**** PROVIDED RECORDS

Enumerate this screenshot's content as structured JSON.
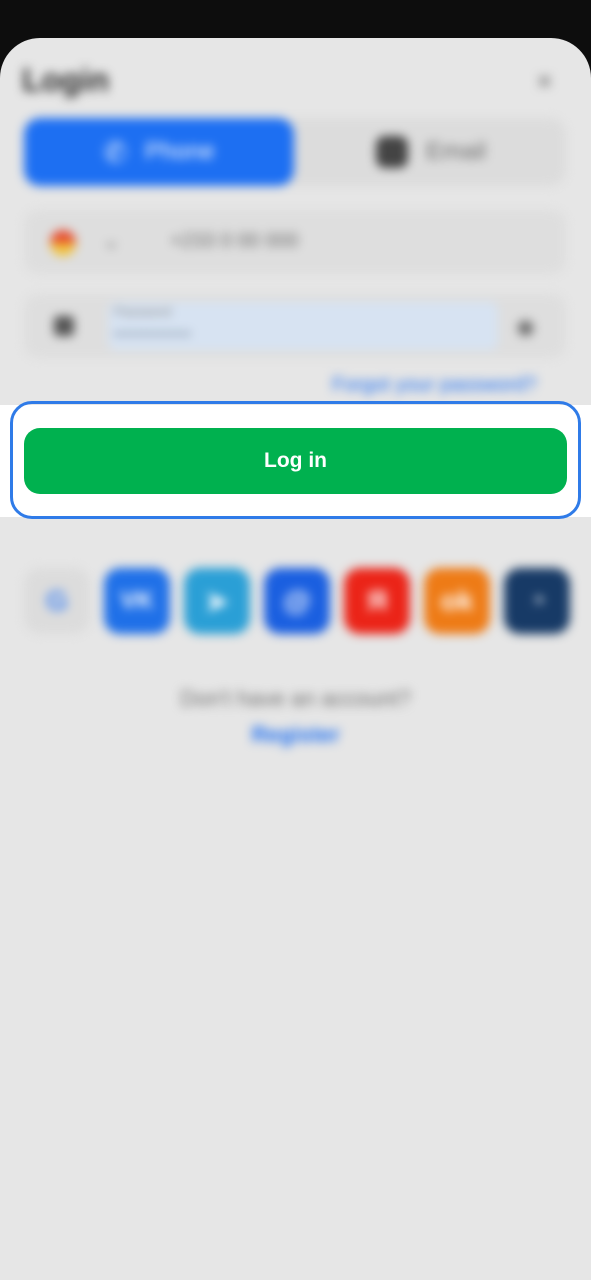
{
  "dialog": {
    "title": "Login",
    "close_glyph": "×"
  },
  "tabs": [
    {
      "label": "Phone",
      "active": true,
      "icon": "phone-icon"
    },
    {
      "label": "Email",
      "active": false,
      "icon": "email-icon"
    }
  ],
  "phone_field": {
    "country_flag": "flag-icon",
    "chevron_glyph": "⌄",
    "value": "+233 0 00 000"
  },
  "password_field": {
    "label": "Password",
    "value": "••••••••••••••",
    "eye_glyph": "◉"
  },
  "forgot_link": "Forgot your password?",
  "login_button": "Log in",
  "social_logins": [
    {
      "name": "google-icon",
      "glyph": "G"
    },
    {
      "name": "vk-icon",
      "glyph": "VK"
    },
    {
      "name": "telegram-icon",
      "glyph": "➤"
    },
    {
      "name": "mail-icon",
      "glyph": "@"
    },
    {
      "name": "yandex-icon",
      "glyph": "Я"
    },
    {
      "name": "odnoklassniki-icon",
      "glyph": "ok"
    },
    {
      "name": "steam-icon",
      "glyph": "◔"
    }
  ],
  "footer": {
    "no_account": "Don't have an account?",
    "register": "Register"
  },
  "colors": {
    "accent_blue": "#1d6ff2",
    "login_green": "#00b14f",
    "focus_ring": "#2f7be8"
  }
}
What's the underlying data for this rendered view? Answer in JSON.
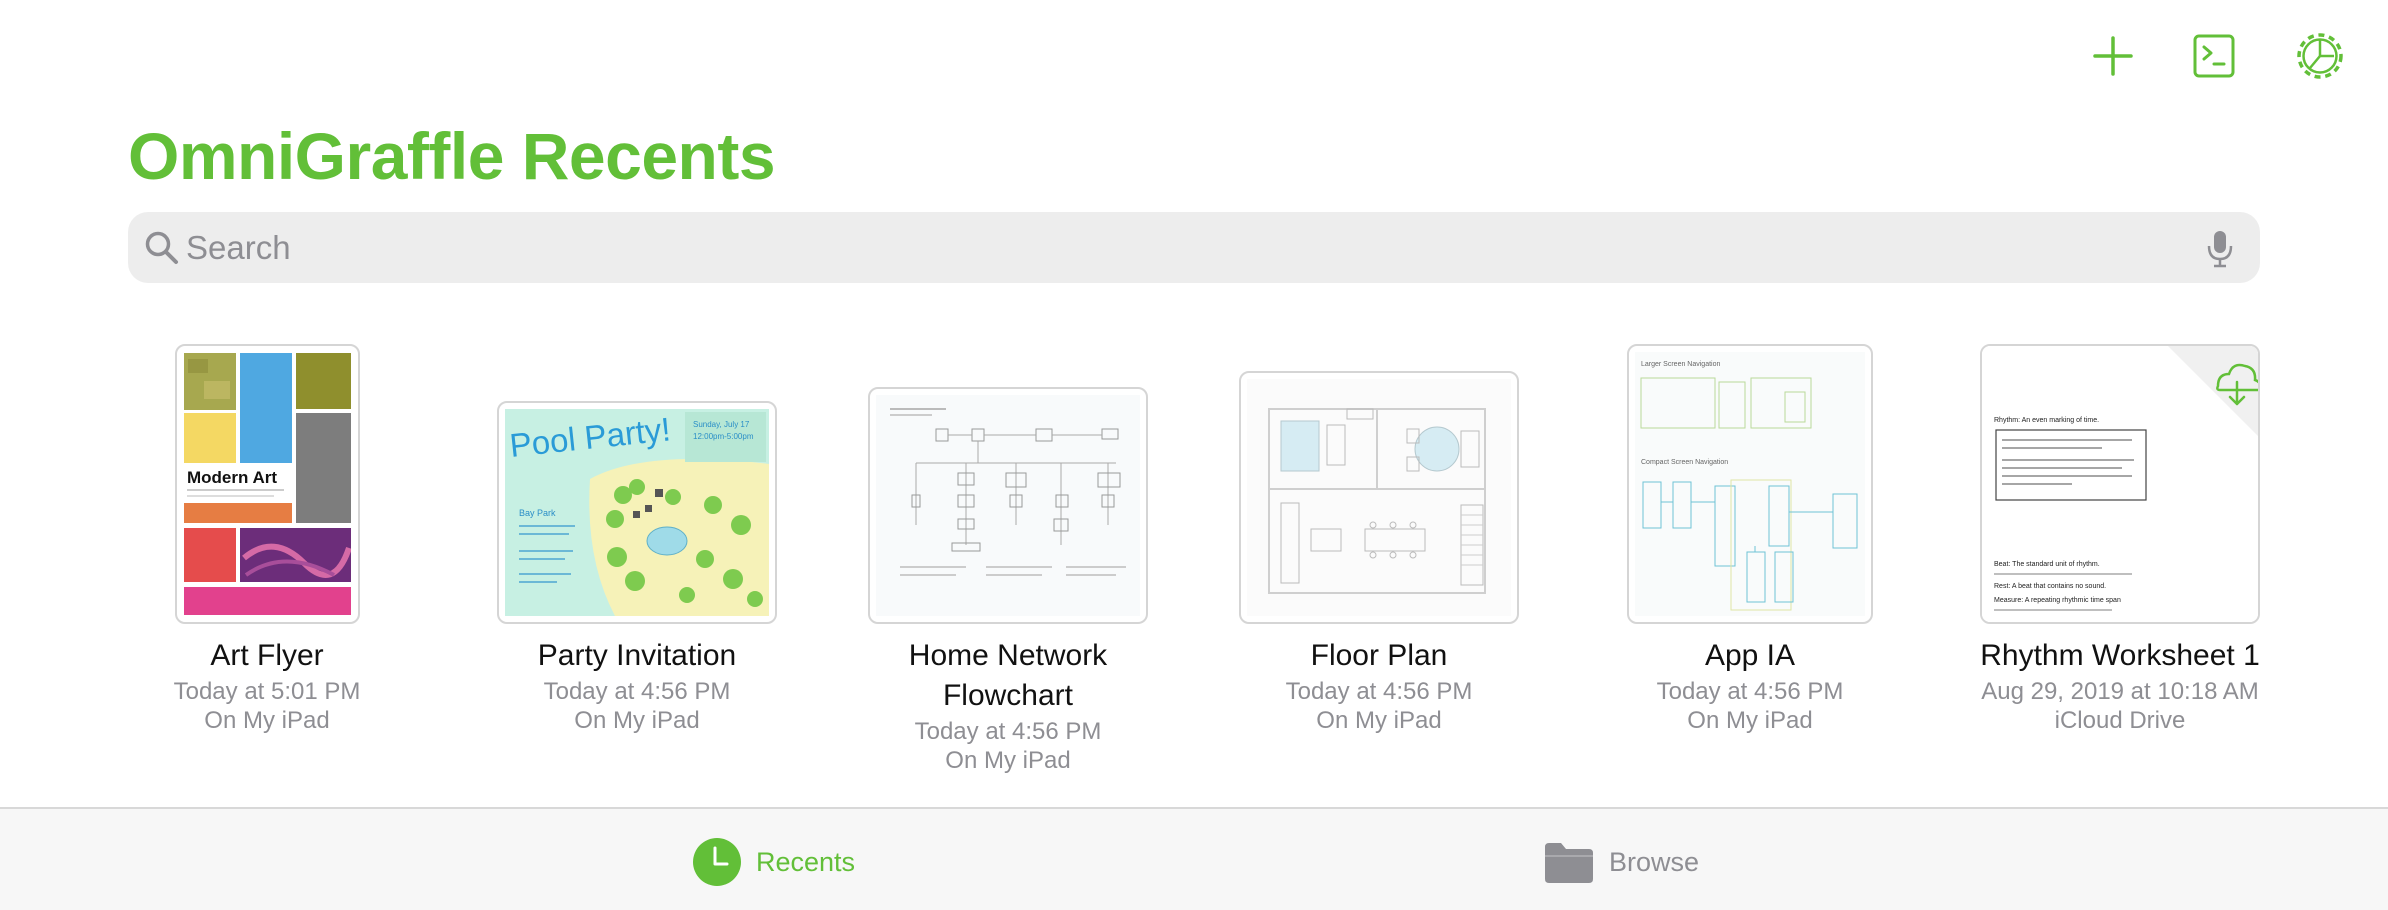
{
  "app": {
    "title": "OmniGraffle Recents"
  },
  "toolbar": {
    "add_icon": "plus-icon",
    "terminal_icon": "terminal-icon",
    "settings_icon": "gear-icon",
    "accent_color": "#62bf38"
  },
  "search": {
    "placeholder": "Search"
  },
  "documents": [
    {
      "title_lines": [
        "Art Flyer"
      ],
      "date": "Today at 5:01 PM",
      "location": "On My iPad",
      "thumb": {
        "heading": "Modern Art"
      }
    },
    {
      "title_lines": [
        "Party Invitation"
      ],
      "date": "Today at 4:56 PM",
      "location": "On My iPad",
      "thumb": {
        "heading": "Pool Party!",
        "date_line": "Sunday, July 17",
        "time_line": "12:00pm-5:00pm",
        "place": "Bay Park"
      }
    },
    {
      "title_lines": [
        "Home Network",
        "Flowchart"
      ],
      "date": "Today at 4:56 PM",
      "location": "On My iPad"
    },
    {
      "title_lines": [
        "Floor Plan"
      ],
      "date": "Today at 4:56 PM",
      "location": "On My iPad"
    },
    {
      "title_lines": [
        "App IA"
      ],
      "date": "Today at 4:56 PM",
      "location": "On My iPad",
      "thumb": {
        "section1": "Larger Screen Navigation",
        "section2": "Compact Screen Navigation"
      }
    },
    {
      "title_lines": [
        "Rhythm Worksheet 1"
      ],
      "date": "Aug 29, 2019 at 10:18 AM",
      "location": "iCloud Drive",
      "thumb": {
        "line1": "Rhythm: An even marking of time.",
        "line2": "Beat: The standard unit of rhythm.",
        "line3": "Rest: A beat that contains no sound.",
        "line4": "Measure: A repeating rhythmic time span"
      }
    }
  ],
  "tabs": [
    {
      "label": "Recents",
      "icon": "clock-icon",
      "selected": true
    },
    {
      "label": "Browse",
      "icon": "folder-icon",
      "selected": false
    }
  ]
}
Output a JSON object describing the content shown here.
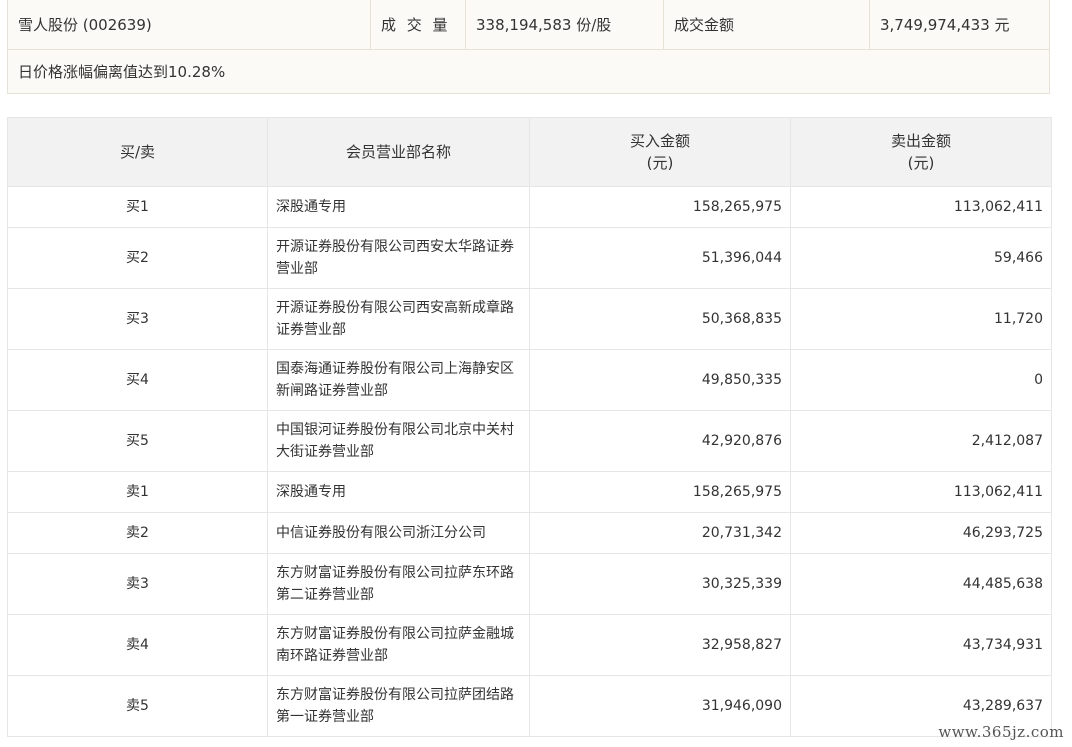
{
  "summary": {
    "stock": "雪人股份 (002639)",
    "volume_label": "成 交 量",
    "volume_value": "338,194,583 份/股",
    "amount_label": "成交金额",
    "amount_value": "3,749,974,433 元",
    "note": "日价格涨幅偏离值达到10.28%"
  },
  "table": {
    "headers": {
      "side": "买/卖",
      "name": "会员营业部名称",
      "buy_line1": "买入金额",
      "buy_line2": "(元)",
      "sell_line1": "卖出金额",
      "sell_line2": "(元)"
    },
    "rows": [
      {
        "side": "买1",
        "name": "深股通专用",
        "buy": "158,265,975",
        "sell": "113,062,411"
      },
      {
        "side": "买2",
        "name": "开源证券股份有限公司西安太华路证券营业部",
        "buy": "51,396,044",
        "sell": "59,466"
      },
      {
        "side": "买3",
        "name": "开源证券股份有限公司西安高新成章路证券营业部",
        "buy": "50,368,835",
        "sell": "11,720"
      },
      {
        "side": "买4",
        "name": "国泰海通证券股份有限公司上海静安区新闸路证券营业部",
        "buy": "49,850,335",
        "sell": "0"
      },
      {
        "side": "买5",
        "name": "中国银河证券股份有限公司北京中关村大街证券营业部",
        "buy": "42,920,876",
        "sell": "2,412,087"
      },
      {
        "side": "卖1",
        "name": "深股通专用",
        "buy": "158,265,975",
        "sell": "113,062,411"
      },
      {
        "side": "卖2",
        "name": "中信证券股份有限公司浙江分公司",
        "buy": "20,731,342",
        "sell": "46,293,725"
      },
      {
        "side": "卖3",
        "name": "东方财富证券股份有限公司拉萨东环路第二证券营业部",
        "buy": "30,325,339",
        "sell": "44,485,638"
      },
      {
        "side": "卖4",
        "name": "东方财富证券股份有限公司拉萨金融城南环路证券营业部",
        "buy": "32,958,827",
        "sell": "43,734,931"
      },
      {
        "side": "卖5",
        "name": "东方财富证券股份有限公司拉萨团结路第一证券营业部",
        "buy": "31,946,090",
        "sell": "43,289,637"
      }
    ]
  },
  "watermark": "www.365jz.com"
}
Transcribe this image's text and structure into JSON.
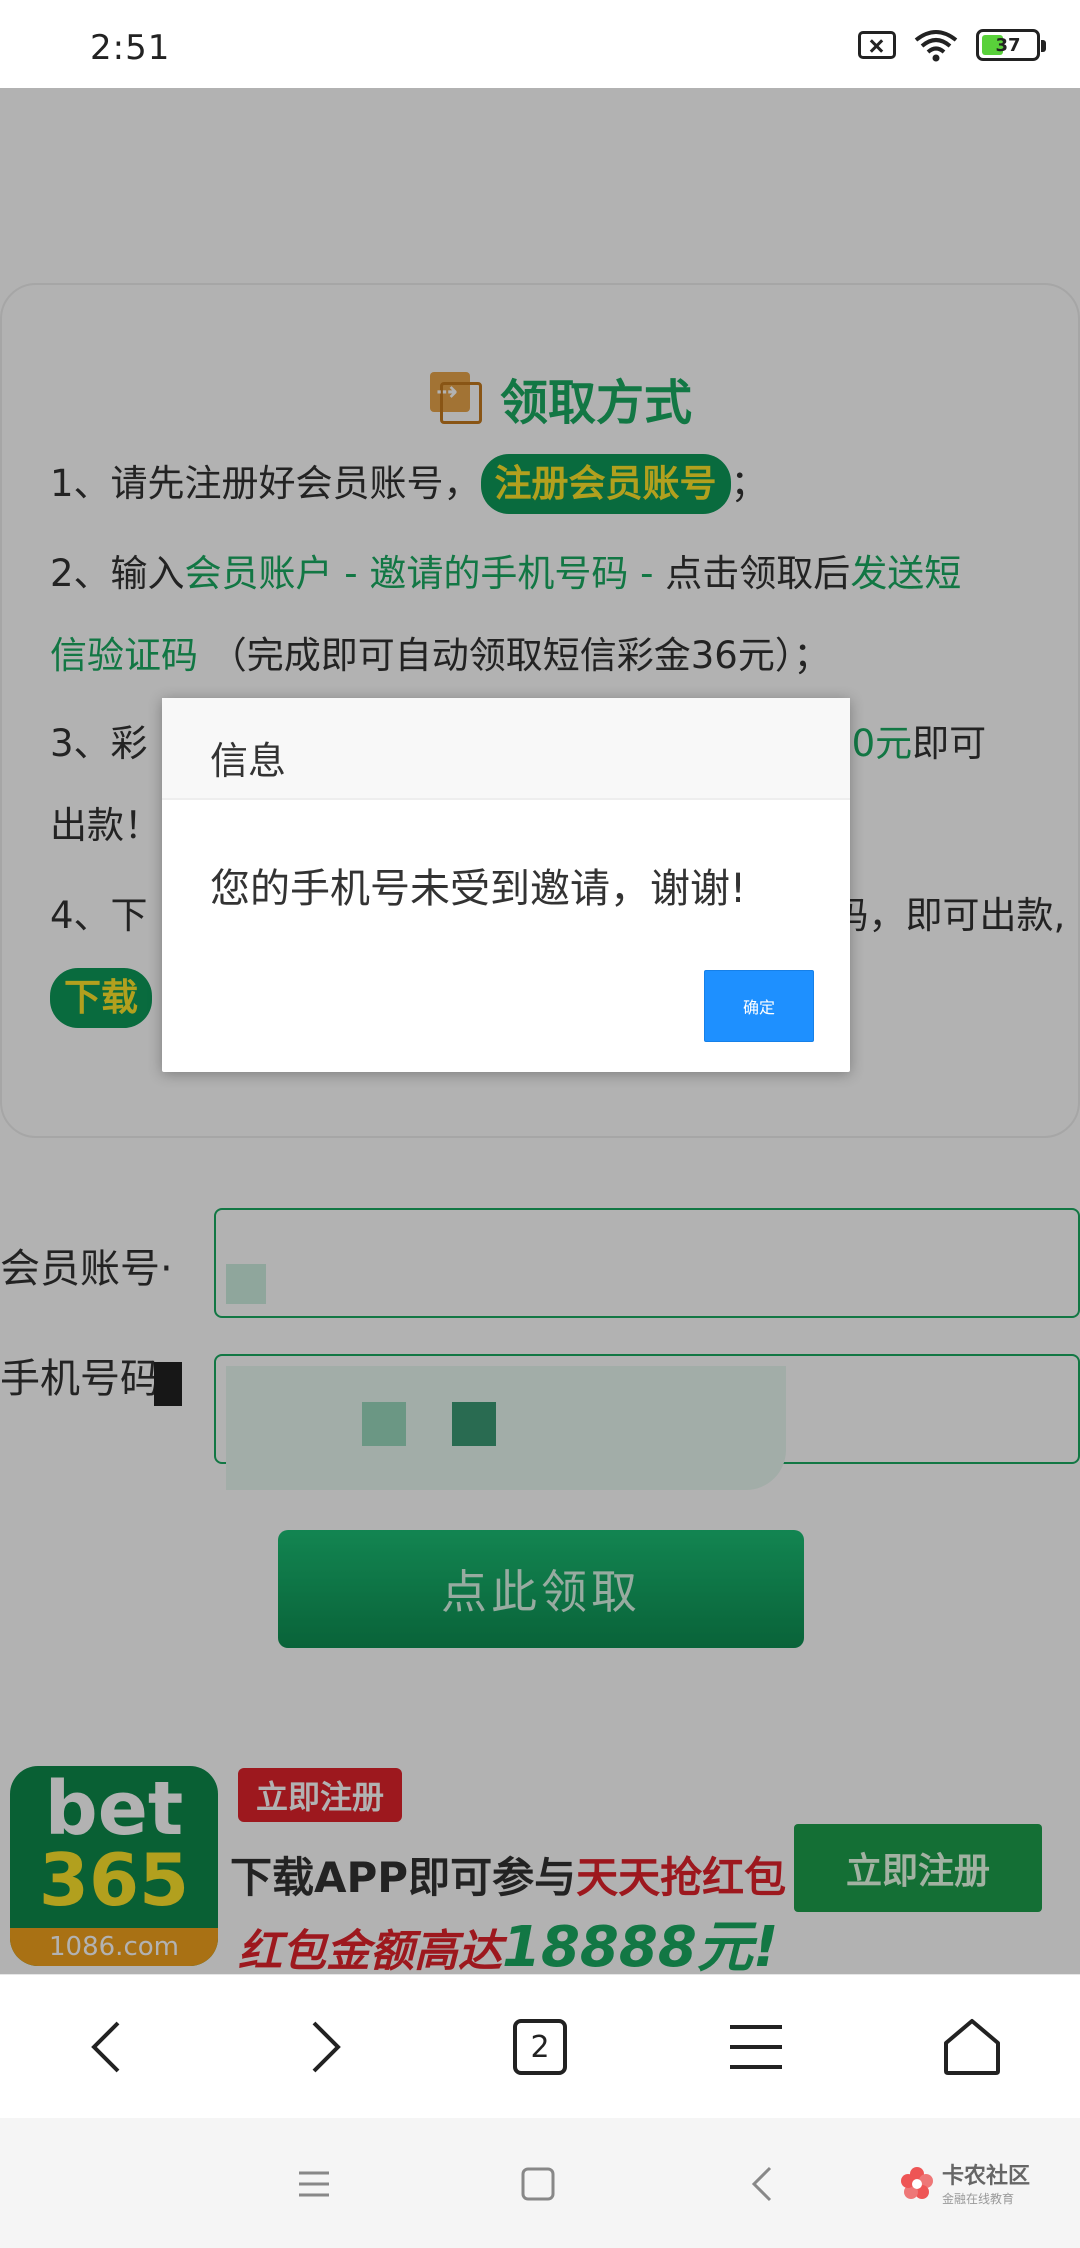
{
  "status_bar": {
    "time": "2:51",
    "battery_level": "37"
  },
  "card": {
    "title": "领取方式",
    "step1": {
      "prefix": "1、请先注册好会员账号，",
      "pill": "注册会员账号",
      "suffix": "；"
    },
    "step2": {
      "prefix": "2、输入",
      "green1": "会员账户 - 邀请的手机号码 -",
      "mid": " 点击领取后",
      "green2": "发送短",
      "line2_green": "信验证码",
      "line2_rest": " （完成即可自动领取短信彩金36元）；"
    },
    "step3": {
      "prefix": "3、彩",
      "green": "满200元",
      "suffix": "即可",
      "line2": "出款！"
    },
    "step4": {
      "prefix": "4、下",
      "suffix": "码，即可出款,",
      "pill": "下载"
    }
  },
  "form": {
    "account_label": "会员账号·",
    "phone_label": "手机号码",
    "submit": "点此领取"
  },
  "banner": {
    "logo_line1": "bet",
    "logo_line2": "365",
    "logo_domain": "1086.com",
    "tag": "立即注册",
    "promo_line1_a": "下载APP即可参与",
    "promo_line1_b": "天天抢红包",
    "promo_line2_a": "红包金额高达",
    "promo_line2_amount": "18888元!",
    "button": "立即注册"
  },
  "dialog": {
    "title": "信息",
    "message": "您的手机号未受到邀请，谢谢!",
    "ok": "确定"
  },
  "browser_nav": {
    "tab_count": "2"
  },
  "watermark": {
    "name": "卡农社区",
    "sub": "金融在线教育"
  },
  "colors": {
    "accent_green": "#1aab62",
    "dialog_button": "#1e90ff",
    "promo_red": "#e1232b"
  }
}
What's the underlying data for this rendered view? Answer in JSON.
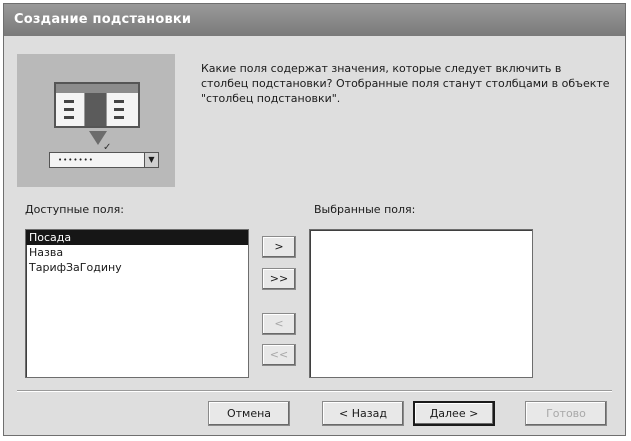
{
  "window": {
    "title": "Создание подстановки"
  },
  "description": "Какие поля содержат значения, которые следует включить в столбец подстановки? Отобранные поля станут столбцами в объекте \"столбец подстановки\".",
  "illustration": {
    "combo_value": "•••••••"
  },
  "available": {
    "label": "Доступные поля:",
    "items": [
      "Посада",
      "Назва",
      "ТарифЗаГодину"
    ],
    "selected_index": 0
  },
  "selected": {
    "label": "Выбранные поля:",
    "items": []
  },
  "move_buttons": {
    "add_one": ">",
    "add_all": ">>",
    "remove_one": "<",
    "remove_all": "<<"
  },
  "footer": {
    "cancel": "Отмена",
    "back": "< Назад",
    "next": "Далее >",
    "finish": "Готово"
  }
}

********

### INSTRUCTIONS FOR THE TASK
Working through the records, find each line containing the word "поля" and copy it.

### YOUR RESPONSE
  "description": "Какие поля содержат значения, которые следует включить в столбец подстановки? Отобранные поля станут столбцами в объекте \"столбец подстановки\".",
    "label": "Доступные поля:",
    "label": "Выбранные поля:",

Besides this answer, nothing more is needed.